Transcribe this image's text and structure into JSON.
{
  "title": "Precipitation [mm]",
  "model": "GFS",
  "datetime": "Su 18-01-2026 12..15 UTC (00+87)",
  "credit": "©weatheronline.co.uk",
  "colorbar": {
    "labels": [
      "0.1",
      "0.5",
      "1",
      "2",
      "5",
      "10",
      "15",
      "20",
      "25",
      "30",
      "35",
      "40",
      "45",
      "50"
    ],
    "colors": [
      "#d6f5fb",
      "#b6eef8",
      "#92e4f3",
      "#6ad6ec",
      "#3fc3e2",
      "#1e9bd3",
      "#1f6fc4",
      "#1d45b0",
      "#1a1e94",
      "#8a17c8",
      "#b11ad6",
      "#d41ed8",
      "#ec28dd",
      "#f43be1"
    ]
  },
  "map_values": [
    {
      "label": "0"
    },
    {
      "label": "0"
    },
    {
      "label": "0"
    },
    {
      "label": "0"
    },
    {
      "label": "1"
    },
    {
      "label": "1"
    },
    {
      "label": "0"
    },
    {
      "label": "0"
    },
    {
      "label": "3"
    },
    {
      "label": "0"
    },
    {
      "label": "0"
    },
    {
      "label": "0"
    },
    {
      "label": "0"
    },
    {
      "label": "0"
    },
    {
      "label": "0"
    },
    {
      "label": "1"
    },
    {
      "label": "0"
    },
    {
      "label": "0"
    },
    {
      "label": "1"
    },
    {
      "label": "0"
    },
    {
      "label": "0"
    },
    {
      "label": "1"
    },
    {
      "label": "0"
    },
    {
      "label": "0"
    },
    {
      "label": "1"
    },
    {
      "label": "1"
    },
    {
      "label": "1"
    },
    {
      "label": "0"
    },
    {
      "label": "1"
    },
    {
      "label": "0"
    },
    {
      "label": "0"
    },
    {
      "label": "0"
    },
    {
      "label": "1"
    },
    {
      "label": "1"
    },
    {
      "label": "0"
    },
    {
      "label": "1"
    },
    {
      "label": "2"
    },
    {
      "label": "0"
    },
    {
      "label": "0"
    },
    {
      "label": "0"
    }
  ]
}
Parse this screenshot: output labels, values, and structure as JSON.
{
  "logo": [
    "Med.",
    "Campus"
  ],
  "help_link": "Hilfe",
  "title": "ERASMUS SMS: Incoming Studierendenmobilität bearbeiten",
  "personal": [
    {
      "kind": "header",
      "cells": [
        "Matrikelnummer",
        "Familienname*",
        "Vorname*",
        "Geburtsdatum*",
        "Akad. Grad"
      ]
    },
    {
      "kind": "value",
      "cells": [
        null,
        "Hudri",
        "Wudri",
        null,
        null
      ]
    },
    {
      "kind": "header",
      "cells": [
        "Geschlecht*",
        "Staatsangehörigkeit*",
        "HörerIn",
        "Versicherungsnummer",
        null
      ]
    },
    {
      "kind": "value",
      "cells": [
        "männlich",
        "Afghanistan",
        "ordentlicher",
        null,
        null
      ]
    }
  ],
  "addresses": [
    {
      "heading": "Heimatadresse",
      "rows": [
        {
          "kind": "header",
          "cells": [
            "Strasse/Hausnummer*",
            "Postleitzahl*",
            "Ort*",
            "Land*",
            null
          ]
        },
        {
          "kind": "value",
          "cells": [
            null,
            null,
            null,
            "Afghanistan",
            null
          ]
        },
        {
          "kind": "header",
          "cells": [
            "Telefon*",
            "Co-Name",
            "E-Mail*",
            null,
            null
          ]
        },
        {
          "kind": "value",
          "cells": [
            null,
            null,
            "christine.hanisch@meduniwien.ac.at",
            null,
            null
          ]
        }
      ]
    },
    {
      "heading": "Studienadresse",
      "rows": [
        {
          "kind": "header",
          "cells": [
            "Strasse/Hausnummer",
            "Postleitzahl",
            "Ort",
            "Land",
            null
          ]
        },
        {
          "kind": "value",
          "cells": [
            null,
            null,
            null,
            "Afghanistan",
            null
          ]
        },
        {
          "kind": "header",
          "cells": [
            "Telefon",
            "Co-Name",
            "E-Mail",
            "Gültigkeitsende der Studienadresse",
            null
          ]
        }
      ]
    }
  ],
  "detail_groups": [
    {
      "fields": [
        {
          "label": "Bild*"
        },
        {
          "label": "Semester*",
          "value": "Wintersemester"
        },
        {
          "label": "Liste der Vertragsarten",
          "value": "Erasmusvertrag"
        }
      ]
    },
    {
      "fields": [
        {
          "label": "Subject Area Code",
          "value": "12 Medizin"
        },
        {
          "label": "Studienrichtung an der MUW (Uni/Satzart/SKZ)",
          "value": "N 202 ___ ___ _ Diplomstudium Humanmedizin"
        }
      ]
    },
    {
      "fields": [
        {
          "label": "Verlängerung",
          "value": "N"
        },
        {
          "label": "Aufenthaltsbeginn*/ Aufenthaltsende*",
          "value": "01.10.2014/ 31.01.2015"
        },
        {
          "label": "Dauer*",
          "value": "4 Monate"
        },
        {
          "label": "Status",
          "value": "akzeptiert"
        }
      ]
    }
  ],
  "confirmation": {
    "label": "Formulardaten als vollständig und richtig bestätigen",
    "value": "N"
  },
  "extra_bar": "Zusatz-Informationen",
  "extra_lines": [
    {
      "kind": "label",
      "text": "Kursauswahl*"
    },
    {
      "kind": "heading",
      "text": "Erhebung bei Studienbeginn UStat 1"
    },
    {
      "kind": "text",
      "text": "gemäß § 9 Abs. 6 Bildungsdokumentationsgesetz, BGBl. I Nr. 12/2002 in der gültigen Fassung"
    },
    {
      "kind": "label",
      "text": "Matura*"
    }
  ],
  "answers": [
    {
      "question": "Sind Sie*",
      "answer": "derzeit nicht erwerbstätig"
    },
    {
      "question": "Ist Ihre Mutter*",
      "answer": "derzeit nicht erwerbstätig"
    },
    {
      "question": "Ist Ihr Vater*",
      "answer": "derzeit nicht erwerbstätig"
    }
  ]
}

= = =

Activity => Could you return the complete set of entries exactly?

Completed task =>
Transcribe this image's text and structure into JSON.
{
  "title": "Precipitation [mm]",
  "model": "GFS",
  "datetime": "Su 18-01-2026 12..15 UTC (00+87)",
  "credit": "©weatheronline.co.uk",
  "colorbar": {
    "labels": [
      "0.1",
      "0.5",
      "1",
      "2",
      "5",
      "10",
      "15",
      "20",
      "25",
      "30",
      "35",
      "40",
      "45",
      "50"
    ],
    "colors": [
      "#d6f5fb",
      "#b6eef8",
      "#92e4f3",
      "#6ad6ec",
      "#3fc3e2",
      "#1e9bd3",
      "#1f6fc4",
      "#1d45b0",
      "#1a1e94",
      "#8a17c8",
      "#b11ad6",
      "#d41ed8",
      "#ec28dd",
      "#f43be1"
    ]
  },
  "map_values": [
    {
      "label": "0"
    },
    {
      "label": "0"
    },
    {
      "label": "0"
    },
    {
      "label": "0"
    },
    {
      "label": "1"
    },
    {
      "label": "1"
    },
    {
      "label": "0"
    },
    {
      "label": "0"
    },
    {
      "label": "3"
    },
    {
      "label": "0"
    },
    {
      "label": "0"
    },
    {
      "label": "0"
    },
    {
      "label": "0"
    },
    {
      "label": "0"
    },
    {
      "label": "0"
    },
    {
      "label": "1"
    },
    {
      "label": "0"
    },
    {
      "label": "0"
    },
    {
      "label": "1"
    },
    {
      "label": "0"
    },
    {
      "label": "0"
    },
    {
      "label": "1"
    },
    {
      "label": "0"
    },
    {
      "label": "0"
    },
    {
      "label": "1"
    },
    {
      "label": "1"
    },
    {
      "label": "1"
    },
    {
      "label": "0"
    },
    {
      "label": "1"
    },
    {
      "label": "0"
    },
    {
      "label": "0"
    },
    {
      "label": "0"
    },
    {
      "label": "1"
    },
    {
      "label": "1"
    },
    {
      "label": "0"
    },
    {
      "label": "1"
    },
    {
      "label": "2"
    },
    {
      "label": "0"
    },
    {
      "label": "0"
    },
    {
      "label": "0"
    }
  ]
}
Parse this screenshot: output labels, values, and structure as JSON.
{
  "logo": [
    "Med.",
    "Campus"
  ],
  "help_link": "Hilfe",
  "title": "ERASMUS SMS: Incoming Studierendenmobilität bearbeiten",
  "personal": [
    {
      "kind": "header",
      "cells": [
        "Matrikelnummer",
        "Familienname*",
        "Vorname*",
        "Geburtsdatum*",
        "Akad. Grad"
      ]
    },
    {
      "kind": "value",
      "cells": [
        null,
        "Hudri",
        "Wudri",
        null,
        null
      ]
    },
    {
      "kind": "header",
      "cells": [
        "Geschlecht*",
        "Staatsangehörigkeit*",
        "HörerIn",
        "Versicherungsnummer",
        null
      ]
    },
    {
      "kind": "value",
      "cells": [
        "männlich",
        "Afghanistan",
        "ordentlicher",
        null,
        null
      ]
    }
  ],
  "addresses": [
    {
      "heading": "Heimatadresse",
      "rows": [
        {
          "kind": "header",
          "cells": [
            "Strasse/Hausnummer*",
            "Postleitzahl*",
            "Ort*",
            "Land*",
            null
          ]
        },
        {
          "kind": "value",
          "cells": [
            null,
            null,
            null,
            "Afghanistan",
            null
          ]
        },
        {
          "kind": "header",
          "cells": [
            "Telefon*",
            "Co-Name",
            "E-Mail*",
            null,
            null
          ]
        },
        {
          "kind": "value",
          "cells": [
            null,
            null,
            "christine.hanisch@meduniwien.ac.at",
            null,
            null
          ]
        }
      ]
    },
    {
      "heading": "Studienadresse",
      "rows": [
        {
          "kind": "header",
          "cells": [
            "Strasse/Hausnummer",
            "Postleitzahl",
            "Ort",
            "Land",
            null
          ]
        },
        {
          "kind": "value",
          "cells": [
            null,
            null,
            null,
            "Afghanistan",
            null
          ]
        },
        {
          "kind": "header",
          "cells": [
            "Telefon",
            "Co-Name",
            "E-Mail",
            "Gültigkeitsende der Studienadresse",
            null
          ]
        }
      ]
    }
  ],
  "detail_groups": [
    {
      "fields": [
        {
          "label": "Bild*"
        },
        {
          "label": "Semester*",
          "value": "Wintersemester"
        },
        {
          "label": "Liste der Vertragsarten",
          "value": "Erasmusvertrag"
        }
      ]
    },
    {
      "fields": [
        {
          "label": "Subject Area Code",
          "value": "12 Medizin"
        },
        {
          "label": "Studienrichtung an der MUW (Uni/Satzart/SKZ)",
          "value": "N 202 ___ ___ _ Diplomstudium Humanmedizin"
        }
      ]
    },
    {
      "fields": [
        {
          "label": "Verlängerung",
          "value": "N"
        },
        {
          "label": "Aufenthaltsbeginn*/ Aufenthaltsende*",
          "value": "01.10.2014/ 31.01.2015"
        },
        {
          "label": "Dauer*",
          "value": "4 Monate"
        },
        {
          "label": "Status",
          "value": "akzeptiert"
        }
      ]
    }
  ],
  "confirmation": {
    "label": "Formulardaten als vollständig und richtig bestätigen",
    "value": "N"
  },
  "extra_bar": "Zusatz-Informationen",
  "extra_lines": [
    {
      "kind": "label",
      "text": "Kursauswahl*"
    },
    {
      "kind": "heading",
      "text": "Erhebung bei Studienbeginn UStat 1"
    },
    {
      "kind": "text",
      "text": "gemäß § 9 Abs. 6 Bildungsdokumentationsgesetz, BGBl. I Nr. 12/2002 in der gültigen Fassung"
    },
    {
      "kind": "label",
      "text": "Matura*"
    }
  ],
  "answers": [
    {
      "question": "Sind Sie*",
      "answer": "derzeit nicht erwerbstätig"
    },
    {
      "question": "Ist Ihre Mutter*",
      "answer": "derzeit nicht erwerbstätig"
    },
    {
      "question": "Ist Ihr Vater*",
      "answer": "derzeit nicht erwerbstätig"
    }
  ]
}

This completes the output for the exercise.